** Opening MATERIAL PROVIDED block **
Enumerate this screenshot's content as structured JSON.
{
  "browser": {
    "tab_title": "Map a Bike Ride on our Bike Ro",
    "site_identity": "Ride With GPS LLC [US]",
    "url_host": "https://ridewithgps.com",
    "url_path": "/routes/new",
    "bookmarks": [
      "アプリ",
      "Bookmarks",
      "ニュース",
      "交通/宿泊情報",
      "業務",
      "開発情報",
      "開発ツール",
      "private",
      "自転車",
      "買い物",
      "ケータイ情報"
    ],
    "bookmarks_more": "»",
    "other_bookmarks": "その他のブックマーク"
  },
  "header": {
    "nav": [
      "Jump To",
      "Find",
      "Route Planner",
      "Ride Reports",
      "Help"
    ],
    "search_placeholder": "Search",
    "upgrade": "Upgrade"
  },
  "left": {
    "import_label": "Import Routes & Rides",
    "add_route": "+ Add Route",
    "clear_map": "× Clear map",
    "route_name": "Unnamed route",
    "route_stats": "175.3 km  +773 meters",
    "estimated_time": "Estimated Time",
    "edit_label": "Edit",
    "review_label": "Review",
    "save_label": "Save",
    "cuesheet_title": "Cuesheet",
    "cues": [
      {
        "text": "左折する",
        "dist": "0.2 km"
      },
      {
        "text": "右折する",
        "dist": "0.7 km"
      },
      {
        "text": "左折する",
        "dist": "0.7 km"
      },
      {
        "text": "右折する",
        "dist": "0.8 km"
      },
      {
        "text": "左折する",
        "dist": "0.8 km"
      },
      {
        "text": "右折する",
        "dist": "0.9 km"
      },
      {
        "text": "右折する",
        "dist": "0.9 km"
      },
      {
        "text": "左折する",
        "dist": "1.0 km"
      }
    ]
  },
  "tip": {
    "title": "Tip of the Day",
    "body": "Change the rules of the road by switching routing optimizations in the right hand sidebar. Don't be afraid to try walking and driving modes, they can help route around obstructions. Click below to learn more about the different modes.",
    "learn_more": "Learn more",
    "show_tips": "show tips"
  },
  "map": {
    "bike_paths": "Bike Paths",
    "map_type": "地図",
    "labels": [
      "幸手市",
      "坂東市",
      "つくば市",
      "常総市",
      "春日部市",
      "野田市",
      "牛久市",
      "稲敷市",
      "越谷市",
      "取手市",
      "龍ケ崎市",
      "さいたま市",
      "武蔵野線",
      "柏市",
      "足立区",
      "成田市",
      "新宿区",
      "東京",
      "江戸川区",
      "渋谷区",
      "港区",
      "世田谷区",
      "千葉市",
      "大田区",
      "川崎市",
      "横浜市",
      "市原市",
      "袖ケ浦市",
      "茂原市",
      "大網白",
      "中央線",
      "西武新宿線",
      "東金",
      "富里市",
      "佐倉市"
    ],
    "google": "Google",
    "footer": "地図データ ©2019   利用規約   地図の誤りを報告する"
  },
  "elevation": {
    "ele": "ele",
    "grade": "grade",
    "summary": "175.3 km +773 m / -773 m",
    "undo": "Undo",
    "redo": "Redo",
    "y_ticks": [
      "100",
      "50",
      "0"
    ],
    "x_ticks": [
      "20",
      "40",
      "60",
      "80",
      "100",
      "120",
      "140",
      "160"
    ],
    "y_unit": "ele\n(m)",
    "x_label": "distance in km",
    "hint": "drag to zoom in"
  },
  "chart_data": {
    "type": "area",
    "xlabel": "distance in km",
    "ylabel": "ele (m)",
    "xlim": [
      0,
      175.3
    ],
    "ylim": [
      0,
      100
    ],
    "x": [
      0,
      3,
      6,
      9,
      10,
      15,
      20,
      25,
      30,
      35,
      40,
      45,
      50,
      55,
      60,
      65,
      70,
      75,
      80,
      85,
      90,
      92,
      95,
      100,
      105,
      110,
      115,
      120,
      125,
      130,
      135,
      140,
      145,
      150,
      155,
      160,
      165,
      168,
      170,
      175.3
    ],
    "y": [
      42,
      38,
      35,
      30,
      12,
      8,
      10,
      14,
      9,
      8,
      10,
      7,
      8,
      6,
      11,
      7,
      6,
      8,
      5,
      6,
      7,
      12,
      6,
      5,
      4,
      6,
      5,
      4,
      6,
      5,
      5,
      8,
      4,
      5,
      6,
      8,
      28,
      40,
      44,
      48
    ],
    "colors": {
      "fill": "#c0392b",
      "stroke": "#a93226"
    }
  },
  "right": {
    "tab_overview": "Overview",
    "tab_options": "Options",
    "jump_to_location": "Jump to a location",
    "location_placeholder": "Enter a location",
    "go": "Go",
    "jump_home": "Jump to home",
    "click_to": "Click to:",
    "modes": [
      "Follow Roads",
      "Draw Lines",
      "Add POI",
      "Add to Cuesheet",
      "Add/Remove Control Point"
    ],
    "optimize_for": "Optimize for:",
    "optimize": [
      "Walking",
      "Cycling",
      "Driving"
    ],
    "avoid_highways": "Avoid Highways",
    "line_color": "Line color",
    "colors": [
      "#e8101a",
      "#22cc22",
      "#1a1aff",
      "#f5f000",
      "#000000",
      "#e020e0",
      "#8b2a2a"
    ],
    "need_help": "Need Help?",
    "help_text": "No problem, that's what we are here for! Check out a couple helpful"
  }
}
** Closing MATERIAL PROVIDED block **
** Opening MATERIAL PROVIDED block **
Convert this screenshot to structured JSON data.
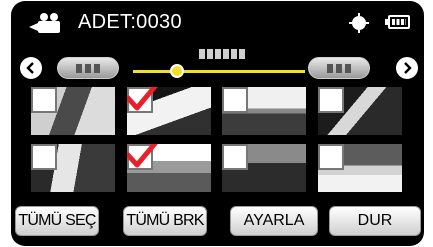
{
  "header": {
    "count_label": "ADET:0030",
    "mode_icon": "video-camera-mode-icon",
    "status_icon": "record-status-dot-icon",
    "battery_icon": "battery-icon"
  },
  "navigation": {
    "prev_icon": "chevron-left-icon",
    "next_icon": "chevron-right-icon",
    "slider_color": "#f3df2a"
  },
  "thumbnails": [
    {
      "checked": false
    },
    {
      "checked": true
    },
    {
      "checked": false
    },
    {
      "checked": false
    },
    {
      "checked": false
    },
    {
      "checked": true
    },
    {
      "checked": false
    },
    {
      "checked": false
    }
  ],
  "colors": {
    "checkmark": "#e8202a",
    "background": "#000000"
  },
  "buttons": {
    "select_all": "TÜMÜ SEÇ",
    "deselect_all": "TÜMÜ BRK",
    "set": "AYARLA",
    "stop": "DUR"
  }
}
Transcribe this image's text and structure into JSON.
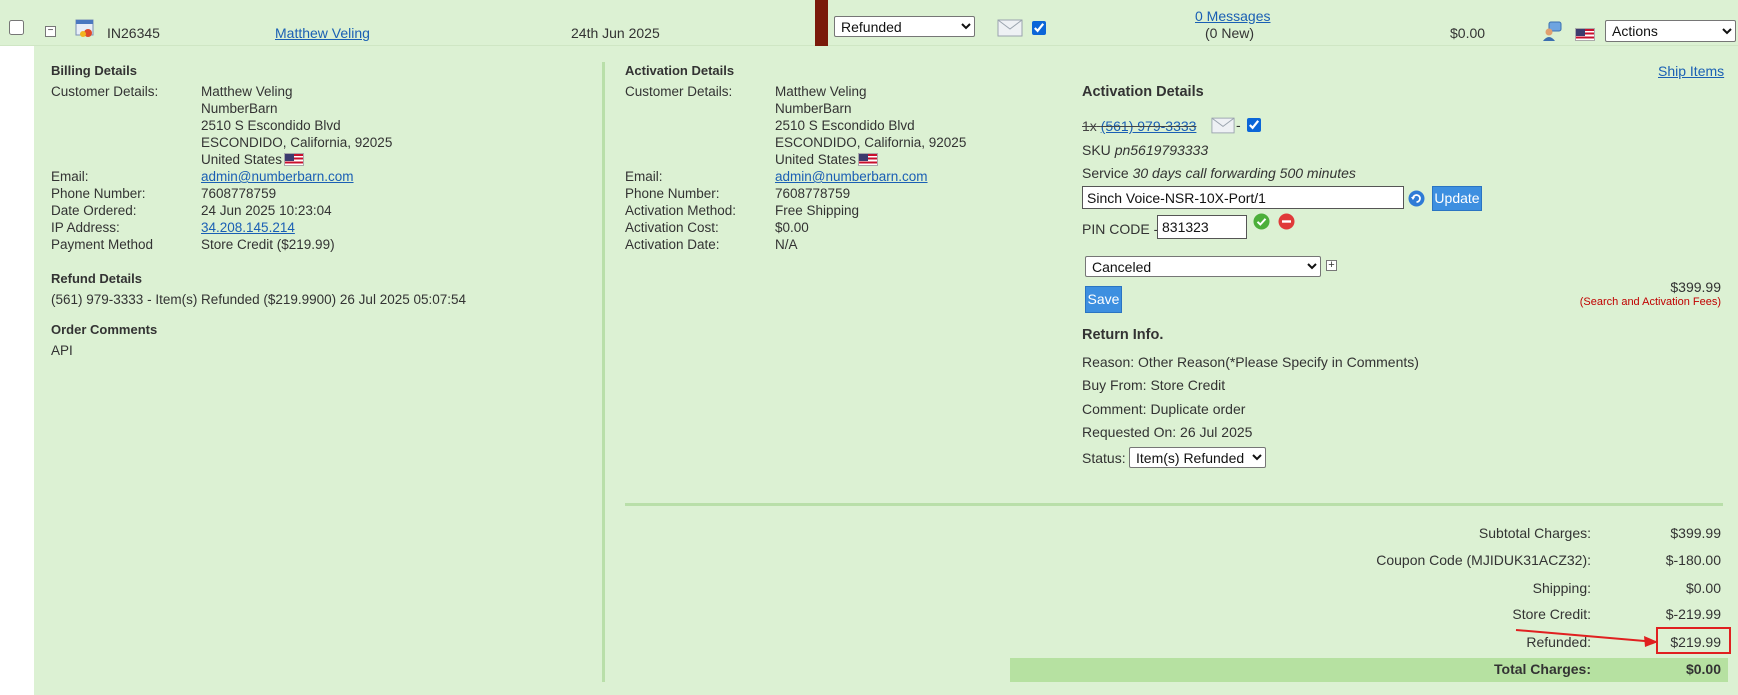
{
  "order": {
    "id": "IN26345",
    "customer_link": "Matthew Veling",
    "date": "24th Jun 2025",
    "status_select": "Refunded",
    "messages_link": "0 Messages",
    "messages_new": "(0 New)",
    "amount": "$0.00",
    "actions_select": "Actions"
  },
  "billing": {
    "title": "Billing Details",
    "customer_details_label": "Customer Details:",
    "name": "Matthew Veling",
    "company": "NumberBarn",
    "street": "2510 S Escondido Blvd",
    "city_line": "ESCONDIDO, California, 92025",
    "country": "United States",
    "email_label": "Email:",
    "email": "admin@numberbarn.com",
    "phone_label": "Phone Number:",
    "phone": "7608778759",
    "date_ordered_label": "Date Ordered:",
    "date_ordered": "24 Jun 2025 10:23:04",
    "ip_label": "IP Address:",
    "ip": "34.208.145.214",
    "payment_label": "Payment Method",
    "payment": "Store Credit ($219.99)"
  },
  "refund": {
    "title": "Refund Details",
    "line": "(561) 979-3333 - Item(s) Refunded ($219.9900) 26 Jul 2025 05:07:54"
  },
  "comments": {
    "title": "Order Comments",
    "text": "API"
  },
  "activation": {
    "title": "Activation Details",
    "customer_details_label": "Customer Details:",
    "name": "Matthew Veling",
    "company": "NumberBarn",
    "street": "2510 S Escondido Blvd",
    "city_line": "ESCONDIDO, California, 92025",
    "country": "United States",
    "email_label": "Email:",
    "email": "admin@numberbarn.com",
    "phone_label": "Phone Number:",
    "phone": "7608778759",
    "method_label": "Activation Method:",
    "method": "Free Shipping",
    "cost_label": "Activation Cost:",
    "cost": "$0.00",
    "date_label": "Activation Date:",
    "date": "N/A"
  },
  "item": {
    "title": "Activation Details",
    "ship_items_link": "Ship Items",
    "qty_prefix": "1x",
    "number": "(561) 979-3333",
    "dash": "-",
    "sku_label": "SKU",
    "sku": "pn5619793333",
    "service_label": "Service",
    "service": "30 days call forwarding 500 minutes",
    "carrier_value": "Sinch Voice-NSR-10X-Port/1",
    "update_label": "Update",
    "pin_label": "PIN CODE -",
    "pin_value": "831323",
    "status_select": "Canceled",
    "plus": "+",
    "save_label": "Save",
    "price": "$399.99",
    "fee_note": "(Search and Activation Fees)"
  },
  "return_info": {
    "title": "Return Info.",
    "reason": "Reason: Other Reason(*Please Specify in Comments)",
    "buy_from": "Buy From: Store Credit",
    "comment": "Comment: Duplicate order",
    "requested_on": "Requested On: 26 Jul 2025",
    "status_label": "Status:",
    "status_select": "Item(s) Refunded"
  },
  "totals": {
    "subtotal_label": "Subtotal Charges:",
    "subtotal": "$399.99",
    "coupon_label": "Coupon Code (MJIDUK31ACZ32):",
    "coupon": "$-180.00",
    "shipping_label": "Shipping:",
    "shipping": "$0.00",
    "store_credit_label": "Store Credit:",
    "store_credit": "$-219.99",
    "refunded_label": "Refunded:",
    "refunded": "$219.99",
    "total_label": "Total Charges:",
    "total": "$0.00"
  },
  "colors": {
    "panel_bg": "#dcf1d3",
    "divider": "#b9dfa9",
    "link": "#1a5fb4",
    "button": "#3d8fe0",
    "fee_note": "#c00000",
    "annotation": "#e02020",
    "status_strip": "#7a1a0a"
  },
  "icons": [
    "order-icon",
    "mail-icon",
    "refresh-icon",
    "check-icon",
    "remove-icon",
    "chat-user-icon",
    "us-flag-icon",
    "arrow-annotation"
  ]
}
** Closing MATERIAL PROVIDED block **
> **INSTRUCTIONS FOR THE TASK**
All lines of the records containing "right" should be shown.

> **WRITTEN ANSWER**
    "body": "Change the rules of the road by switching routing optimizations in the right hand sidebar. Don't be afraid to try walking and driving modes, they can help route around obstructions. Click below to learn more about the different modes.",
  "right": {
    "next_icon": "chevron-right-icon",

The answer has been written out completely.